|Cooperative Classification||H01R2103/00, H01R13/5829, H01R24/20, H01R13/642|
|European Classification||H01R24/20, H01R13/58C4|
|Aug 3, 1990||AS||Assignment|
Owner name: BAXTER INTERNATIONAL INC., A CORP OF DE, ILLINOIS
Free format text: ASSIGNMENT OF ASSIGNORS INTEREST.;ASSIGNORS:SARIAN, GRIGOR;BULLOCK, JAMES K.;REEL/FRAME:005400/0920
Effective date: 19900730
|Dec 30, 1994||FPAY||Fee payment|
Year of fee payment: 4
|Sep 1, 1995||AS||Assignment|
Owner name: GAYMAR INDUSTRIES, INC., NEW YORK
Free format text: ASSIGNMENT OF ASSIGNORS INTEREST;ASSIGNOR:BAXTER INTERNATIONAL INC.;REEL/FRAME:007613/0845
Effective date: 19941229
|Feb 16, 1999||REMI||Maintenance fee reminder mailed|
|Jul 25, 1999||LAPS||Lapse for failure to pay maintenance fees|
|Oct 5, 1999||FP||Expired due to failure to pay maintenance fee|
Effective date: 19990723
|Mar 31, 2009||AS||Assignment|
Owner name: GENERAL ELECTRIC CAPITAL CORPORATION, AS COLLATERA
Free format text: SECURITY AGREEMENT;ASSIGNOR:GAYMAR INDUSTRIES, INC.;REEL/FRAME:022473/0556
Effective date: 20090330

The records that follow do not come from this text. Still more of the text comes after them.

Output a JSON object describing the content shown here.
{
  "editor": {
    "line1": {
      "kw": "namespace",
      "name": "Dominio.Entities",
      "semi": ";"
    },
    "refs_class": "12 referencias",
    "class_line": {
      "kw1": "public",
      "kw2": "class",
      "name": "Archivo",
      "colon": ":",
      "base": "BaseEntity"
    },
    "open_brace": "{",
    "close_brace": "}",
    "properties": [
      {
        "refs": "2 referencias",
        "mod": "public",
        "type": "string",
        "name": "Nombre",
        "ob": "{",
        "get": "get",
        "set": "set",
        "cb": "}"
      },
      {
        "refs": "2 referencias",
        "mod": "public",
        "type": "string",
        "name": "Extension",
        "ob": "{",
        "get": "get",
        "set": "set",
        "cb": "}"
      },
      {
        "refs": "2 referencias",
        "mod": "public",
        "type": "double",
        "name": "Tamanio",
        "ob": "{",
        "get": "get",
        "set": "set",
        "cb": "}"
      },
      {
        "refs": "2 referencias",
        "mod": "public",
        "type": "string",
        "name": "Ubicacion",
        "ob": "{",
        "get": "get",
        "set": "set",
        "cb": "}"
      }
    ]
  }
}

|Oct 11, 2010||AS||Assignment|
Effective date: 20101001
Owner name: GAYMAR INDUSTRIES, INC., NEW YORK
Free format text: RELEASE BY SECURED PARTY;ASSIGNOR:GENERAL ELECTRIC CAPITAL CORPORATION;REEL/FRAME:025114/0294